A powerful new documentary shows how the EU is driving land grabs across the world to feed the surging demand for agricultural commodities. Land Grabbing, by Austrian director Kurt Langbein, weaves the stories of the investors and the companies behind this drive for land with those suffering its consequences. From the community in Sierra Leone whose livelihoods are threatened by a Chinese company producing biofuel for the EU market, to Cambodian villagers evicted to make way for a palm oil plantation, to the Ethiopian women working for a pittance in desperate conditions to produce tomatoes for export, the film is a searing indictment of the misery caused by the rush for agricultural land.

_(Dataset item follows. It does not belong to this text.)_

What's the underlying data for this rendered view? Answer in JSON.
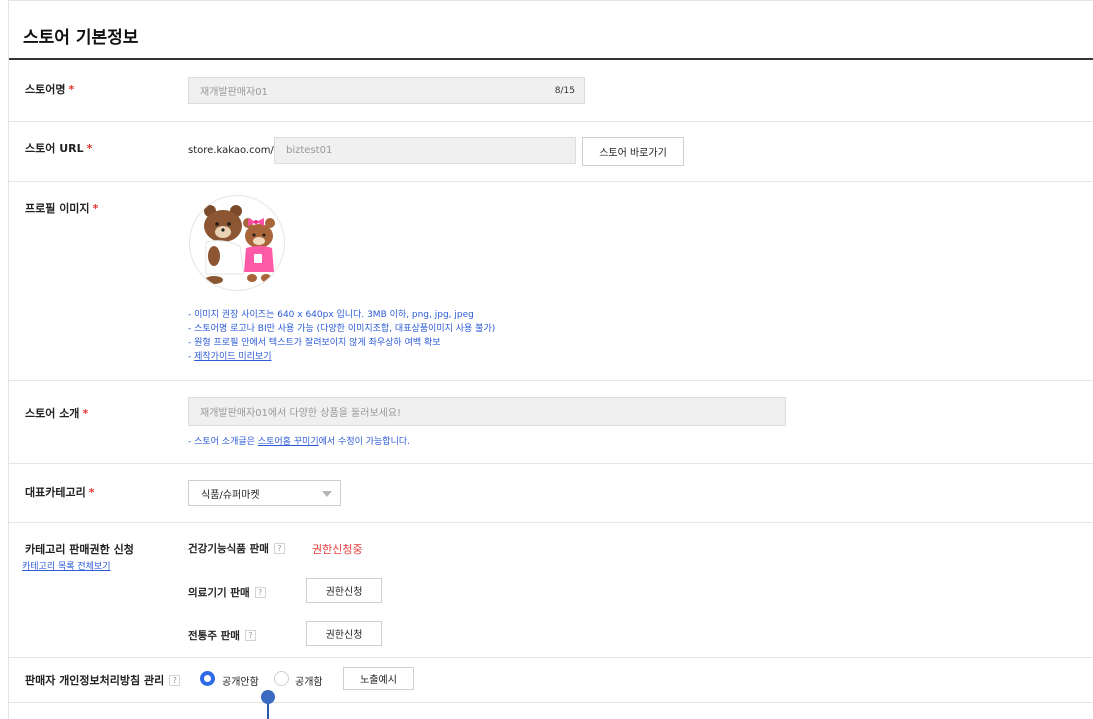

Genetically engineered trees are controversial for various reasons (FW196, FW202): their negative social and environmental impacts are documented, and their claimed benefits have tended not to materialise. Now it appears that the business practices of companies promoting them are among these reasons: One of the world’s leading producers of genetically engineered trees and suppliers to the forestry industry, ArborGen, suffered a major setback when it was fined USD 53.5 million for tricking a group of employees into accepting changes to lucrative incentive packages. The judge also ruled against ArborGen’s three parent companies – International Paper, MeadWestvaco and the New Zealand-based Rubicon – which plan to appeal against the verdict, a potentially lengthy process. Rubicon’s share price has dropped by more than a third since September 2015, when it looked likely that ArborGen would lose the dispute.


With the dust settled on the COP21 UN climate change conference, Samuel Nnah Ndobe, Cameroonian agricultural specialist and founding member of the Accra Caucus on Forests and Climate Change, has written a blog for Fern about what the 12 December climate agreement means for forest communities in the Congo Basin.

FERN works to achieve environmental and social justice with a focus on forests and forest peoples' rights in the policies and practices of the European Union.
We hope that you have enjoyed this issue of the ForestWatch newsletter.
We welcome your comments and suggestions, please email
We value your privacy and will not share your details with others.
To ensure that this newsletter is not treated as spam, please save the address in your contacts folder.